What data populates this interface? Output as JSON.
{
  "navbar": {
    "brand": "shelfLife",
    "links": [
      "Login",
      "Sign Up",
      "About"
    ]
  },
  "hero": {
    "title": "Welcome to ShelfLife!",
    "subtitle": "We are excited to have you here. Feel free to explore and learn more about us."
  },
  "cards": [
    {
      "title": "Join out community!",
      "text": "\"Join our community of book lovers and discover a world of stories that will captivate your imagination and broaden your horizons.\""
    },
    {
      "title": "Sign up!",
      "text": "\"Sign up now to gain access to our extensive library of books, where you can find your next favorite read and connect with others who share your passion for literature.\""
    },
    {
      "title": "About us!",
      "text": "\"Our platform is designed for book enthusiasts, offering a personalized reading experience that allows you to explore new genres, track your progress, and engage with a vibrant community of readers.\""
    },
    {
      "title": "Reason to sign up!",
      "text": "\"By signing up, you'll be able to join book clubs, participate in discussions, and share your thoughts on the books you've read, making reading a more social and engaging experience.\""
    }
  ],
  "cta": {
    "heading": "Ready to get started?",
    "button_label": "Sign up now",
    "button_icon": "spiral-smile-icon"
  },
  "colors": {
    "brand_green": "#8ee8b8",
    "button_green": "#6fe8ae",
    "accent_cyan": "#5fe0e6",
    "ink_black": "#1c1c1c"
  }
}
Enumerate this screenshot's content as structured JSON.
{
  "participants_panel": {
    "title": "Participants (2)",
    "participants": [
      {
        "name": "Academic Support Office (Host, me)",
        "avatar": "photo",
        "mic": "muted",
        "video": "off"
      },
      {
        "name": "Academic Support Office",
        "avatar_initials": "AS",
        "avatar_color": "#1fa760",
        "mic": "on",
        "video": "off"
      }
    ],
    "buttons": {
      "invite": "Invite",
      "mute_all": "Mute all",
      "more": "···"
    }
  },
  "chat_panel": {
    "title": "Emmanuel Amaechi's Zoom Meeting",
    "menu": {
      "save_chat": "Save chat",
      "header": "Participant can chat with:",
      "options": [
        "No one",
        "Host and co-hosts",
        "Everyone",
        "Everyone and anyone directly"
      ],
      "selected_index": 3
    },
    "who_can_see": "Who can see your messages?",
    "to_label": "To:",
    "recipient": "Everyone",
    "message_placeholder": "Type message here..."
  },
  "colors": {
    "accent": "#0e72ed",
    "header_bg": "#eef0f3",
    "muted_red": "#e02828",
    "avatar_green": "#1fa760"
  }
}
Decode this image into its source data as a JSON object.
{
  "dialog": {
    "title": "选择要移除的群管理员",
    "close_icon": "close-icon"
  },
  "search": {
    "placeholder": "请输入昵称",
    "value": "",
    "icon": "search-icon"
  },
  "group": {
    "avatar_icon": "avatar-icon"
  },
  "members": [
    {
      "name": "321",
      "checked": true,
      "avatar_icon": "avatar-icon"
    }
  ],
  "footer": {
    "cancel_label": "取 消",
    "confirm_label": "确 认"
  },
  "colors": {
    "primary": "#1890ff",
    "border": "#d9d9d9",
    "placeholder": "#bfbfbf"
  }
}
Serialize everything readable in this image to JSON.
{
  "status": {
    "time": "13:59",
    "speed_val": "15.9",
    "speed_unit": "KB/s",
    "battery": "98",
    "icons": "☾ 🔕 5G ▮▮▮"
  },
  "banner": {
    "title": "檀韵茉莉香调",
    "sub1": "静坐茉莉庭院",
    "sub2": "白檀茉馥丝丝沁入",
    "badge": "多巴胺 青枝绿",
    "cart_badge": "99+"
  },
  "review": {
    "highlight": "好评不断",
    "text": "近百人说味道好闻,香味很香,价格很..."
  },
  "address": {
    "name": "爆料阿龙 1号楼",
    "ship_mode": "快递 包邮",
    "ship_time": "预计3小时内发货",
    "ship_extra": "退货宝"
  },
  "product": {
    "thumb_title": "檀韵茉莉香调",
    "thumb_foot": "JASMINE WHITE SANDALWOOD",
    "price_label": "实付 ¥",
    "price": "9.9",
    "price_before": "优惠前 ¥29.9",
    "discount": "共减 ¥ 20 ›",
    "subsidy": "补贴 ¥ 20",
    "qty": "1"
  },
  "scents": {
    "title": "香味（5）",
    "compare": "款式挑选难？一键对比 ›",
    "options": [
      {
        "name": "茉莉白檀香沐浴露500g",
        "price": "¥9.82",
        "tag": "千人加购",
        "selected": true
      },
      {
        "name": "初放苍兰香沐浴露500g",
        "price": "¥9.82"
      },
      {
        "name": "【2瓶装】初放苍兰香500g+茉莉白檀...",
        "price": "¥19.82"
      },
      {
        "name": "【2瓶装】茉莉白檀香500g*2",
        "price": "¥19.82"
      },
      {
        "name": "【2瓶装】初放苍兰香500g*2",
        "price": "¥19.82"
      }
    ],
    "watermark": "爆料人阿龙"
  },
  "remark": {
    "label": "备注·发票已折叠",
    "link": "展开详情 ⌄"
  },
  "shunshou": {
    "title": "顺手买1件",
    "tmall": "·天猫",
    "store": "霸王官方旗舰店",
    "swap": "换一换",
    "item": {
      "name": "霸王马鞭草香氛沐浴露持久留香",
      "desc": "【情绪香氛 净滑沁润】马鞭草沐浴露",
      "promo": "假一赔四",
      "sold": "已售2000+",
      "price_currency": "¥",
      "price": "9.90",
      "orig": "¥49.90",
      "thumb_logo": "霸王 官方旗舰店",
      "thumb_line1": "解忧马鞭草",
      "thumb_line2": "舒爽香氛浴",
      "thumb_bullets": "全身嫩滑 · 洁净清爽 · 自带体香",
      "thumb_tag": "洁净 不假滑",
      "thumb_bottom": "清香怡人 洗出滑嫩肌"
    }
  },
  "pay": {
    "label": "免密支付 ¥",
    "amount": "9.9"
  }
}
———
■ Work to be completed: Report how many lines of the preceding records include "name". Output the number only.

■ Result: 10